Now that Panasonic has announced its new 4K camera the Varicam 35, we decided to take a closer look at the camera and asked wildlife filmmaker John Aitchison for his views.

The first thing that you notice about the Varicam is its modular design.

Tthe separate 4K camera module docks with the recording unit which is interchangeable with the new 2/3 inch camera module Varicam HS – Panasonic’s new high speed camera head allowing frame rates up to 240fps).

The 4K version incorporates a newly-developed super 35mm MOS sensor for 4096 x 2160 capture and uses the AVC-Ultra video codec for fast data compression at 240Mb/s.

The PL mount Varicam 35 will handle multiple formats including 4K, UHD, 2K and HD and variable frame rates up to 120fps and is aimed at high-end filmmaking.

Operators can switch between super 35 and 2/3 inch heads to suit the needs of the shoot.

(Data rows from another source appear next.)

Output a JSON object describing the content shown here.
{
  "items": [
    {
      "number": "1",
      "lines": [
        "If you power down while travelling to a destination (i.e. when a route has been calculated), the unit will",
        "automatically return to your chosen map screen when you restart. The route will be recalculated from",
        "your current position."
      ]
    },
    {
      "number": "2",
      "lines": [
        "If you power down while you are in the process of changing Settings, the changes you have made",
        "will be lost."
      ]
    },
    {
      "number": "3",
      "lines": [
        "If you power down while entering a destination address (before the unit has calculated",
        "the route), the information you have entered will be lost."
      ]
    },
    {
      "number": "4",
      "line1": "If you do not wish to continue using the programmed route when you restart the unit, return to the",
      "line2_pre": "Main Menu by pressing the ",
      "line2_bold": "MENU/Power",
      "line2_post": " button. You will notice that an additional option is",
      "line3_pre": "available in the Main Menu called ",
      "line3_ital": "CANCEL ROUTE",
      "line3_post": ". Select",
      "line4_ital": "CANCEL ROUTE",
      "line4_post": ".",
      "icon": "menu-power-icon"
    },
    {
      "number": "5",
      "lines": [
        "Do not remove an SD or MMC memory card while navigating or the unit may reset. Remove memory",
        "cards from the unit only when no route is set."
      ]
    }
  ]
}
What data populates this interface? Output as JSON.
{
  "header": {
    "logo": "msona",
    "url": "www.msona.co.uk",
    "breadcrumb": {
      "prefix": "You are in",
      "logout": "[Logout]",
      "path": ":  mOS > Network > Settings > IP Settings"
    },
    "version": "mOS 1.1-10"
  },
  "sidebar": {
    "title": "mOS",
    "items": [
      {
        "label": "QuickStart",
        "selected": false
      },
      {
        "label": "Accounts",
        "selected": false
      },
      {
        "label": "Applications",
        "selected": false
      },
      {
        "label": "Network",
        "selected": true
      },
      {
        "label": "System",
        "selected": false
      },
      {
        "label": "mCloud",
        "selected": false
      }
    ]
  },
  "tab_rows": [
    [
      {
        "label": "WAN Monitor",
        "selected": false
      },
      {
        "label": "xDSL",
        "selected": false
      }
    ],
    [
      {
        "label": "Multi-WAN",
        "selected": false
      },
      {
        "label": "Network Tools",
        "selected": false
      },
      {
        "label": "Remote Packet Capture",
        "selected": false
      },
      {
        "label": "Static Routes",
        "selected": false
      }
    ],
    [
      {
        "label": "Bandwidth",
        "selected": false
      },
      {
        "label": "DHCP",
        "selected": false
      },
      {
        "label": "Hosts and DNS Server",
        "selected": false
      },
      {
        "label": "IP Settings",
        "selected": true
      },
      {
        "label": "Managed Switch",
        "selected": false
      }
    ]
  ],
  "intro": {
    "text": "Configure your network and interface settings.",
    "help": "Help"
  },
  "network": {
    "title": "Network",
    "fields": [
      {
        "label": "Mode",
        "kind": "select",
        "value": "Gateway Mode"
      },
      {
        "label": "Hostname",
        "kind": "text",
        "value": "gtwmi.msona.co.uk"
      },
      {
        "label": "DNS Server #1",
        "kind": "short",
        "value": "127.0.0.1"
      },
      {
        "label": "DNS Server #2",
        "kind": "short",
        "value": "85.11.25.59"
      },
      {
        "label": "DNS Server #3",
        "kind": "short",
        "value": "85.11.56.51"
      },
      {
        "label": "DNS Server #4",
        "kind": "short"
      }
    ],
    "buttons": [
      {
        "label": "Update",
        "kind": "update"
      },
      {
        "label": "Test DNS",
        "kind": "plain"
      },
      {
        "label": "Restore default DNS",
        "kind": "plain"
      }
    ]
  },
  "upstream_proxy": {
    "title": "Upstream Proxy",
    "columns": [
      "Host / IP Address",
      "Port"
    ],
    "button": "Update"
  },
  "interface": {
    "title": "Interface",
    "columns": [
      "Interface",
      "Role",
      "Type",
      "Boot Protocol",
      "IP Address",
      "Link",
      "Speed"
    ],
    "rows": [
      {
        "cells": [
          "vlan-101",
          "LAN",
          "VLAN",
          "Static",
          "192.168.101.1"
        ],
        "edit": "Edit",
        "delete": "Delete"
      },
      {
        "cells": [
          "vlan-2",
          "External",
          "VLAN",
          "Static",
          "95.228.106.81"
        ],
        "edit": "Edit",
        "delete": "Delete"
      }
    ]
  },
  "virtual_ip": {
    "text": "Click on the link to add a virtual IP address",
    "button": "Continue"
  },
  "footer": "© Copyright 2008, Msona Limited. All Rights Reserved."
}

The super 35 sensor promises 14 stops of latitude, wide dynamic range and much enhanced colour management with a new Log mode and extended colour gamut supporting ACES workflows.

The Varicam 35 will use the new expressP2 card for high frame rate and 4K recording, with four card slots, two for expressP2 cards for up to 130 minutes of 4K/24p content, and two for microP2 cards for HD.

John Aitchison
Wildlife filmmaker

Panasonic have produced a recorder with alternative front modules, one of which is 4k with a large sensor while the other uses a 2/3" three-chip prism for recording 1080 but with a greater range of frame rates than the 4k version.  

So far I have been disappointed that all the manufacturers seem to assume we all want to film with a shallow depth of field, hence the large sensors.  For long-lens filming of animals I need all the depth of field I can get and all the magnification in a reasonably sized and portable package too.

So it’s the new 2/3" Varicam module I am interested in.  Being able to use B4 mounted lenses directly without needing a light-hungry adapter (to cover a large sensor) is a great advantage when the light is low or when I’m filming at the higher frame rates.  

The camera’s main drawback is that many productions are keen to shoot in 4k.  I would  also be interested to see how bright the OLED viewfinder is – I have recently found others too dark, making a black and white CRT more appealing.

Maybe one day someone will come out with a 4k camera with a good range of frame rates, 2/3" sensors and a B4 mount.

That might be the day I finally decide it’s worth owning a camera again.


David Wood

Share this story

Share Televisual stories within your social media posts.
Be inclusive: is open access without the need to register.
Anyone and everyone can access this post with minimum fuss.